44. Gelb AF, Barnes PJ, George SC, et al., Review of exhaled nitric oxide in chronic obstructive pulmonary disease, J Breath Res, 2012;6:047101.
45. Horvath I, Hunt J, Barnes PJ, et al., Exhaled breath condensate: methodological recommendations and unresolved questions, Eur Respir J, 2005;26:523–48.
46. Koczulla R, Dragonieri S, Schot R, et al., Comparison of exhaled breath condensate pH using two commercially available devices in healthy controls, asthma and COPD patients, Respir Res, 2009;10:78.
47. Konstantinidi EM, Lappas AS, Tzortzi AS, Behrakis PK, Exhaled breath condensate: technical and diagnostic aspects, Scientific World Journal, 2015:2015:1–25.
48. Benor S, Alcalay Y, Domany K, et al., Ultrafine particle content in exhaled breath condensate in airways of asthmatic children, J Breath Res, 2015;9:026001.
49. Leung TF, Ko FW, Wong GW, Recent advances in asthma biomarker research, Ther Adv Respir Dis, 2013;7:297–308.
50. Lee JS, Shin JH, Hwang J, et al., Malondialdehyde and 3- nitrotyrosine in exhaled breath condensate in retired elderly coal miners with chronic obstructive pulmonary disease, Saf Health Work, 2014;5:91–6.
51. Loukides S, Kontogianni K, Hillas G, Horvath I, Exhaled breath condensate in asthma: from bench to bedside, Curr Med Chem, 2011;18:1432–43.
52. Jia G, Erickson RW, Choy DF, et al., Periostin is a systemic biomarker of eosinophilic airway inflammation in asthmatic patients, J Allergy Clin Immunol, 2012;130:647–54.
53. Moffatt MF, Gut IG, Demenais F, et al., GABRIEL Consortium, A large-scale, consortium-based genomewide association study of asthma, N Engl J Med, 2010;363:1211–21.
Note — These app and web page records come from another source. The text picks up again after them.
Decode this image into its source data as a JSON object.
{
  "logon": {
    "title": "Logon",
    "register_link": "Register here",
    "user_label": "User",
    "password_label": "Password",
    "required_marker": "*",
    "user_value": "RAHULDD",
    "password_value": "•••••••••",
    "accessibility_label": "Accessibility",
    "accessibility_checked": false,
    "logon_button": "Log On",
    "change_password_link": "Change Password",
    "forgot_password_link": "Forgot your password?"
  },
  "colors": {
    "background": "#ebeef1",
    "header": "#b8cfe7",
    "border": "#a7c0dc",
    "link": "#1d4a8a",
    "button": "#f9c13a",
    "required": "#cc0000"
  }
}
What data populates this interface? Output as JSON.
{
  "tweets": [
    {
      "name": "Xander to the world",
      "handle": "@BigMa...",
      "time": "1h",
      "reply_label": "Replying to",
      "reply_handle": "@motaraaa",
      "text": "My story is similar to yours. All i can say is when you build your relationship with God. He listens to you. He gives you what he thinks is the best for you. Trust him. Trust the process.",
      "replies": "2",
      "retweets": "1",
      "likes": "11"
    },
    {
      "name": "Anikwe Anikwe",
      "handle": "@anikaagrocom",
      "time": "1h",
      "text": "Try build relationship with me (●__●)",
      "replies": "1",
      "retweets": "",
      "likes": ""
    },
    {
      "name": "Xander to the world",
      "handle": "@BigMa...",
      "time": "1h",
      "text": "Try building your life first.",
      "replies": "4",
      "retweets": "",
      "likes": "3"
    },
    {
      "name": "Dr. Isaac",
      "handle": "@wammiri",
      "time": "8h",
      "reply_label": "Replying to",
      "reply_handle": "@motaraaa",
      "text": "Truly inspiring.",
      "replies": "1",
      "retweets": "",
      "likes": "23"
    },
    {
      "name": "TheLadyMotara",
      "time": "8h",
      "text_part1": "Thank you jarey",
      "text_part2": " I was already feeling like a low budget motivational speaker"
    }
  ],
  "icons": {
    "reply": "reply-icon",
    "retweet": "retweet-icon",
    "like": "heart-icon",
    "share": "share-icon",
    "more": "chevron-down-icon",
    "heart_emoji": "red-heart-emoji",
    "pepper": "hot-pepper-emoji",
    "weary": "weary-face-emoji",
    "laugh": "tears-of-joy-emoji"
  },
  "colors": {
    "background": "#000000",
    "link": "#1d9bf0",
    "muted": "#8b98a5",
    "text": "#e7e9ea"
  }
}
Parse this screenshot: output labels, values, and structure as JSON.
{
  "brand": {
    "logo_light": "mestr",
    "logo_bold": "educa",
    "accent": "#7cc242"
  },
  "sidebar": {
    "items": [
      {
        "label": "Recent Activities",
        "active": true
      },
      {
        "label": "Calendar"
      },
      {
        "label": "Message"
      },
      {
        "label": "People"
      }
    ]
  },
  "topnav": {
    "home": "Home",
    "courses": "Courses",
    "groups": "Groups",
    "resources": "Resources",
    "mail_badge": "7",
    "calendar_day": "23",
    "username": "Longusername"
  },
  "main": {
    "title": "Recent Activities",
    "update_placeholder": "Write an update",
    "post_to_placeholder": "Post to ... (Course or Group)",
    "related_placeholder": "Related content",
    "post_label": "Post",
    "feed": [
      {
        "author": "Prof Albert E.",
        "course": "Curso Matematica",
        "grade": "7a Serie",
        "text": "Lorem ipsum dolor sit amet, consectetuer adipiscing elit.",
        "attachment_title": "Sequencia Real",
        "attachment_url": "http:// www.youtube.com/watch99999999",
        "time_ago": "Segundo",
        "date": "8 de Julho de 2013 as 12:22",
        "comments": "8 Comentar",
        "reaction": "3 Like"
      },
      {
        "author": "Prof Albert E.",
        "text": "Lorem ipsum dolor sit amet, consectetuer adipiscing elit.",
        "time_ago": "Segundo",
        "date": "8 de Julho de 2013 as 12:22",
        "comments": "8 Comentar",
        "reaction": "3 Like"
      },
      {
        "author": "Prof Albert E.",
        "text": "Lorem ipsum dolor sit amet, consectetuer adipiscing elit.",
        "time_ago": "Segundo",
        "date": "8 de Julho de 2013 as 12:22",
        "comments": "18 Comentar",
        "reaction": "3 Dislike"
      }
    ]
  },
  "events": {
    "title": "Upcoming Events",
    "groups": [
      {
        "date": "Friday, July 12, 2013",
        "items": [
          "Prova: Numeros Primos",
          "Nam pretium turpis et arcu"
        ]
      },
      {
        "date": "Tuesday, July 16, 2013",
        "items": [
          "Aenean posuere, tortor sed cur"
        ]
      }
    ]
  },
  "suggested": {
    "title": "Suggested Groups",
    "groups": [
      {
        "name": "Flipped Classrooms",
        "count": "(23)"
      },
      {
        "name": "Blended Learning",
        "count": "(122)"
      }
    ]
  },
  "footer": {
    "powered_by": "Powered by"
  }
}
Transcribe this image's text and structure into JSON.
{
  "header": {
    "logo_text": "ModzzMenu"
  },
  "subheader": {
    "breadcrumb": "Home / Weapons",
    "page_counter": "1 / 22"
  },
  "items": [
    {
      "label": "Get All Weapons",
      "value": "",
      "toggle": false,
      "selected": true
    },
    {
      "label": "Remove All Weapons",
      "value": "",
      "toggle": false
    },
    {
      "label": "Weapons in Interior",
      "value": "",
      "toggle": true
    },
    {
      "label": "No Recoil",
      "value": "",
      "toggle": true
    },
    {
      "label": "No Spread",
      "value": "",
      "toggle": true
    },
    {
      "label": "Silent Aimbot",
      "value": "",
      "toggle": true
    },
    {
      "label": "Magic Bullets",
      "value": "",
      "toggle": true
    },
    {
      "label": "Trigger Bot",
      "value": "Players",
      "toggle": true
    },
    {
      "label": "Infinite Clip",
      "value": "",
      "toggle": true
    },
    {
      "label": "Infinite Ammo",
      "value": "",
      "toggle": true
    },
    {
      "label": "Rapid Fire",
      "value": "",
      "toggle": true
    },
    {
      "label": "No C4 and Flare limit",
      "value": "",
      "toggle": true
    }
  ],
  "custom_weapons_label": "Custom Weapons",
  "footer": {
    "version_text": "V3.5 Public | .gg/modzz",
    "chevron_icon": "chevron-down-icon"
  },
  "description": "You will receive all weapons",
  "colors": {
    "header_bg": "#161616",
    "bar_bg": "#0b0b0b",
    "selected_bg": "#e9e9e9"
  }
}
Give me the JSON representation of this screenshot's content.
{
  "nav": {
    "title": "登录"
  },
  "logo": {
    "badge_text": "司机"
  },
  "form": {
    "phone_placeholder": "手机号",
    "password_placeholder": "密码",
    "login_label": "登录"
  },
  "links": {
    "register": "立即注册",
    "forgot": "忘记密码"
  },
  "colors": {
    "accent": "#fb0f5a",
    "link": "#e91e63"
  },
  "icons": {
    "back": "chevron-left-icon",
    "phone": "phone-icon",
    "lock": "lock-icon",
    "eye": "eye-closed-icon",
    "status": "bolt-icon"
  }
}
54. Adamko DJ, Sykes BD, Rowe BH, The metabolomics of asthma: novel diagnostic potential, Chest, 2012;141:1295–302.
55. Severe Asthma Research Network (SARP). Available at: // www.severeasthma.org/ (accessed on September 1, 2015).
56. Home | U-BIOPRED. Available at: //www.europeanlung.org/ en/projects-and-research/projects/u-biopred/home (accessed on September 1, 2015).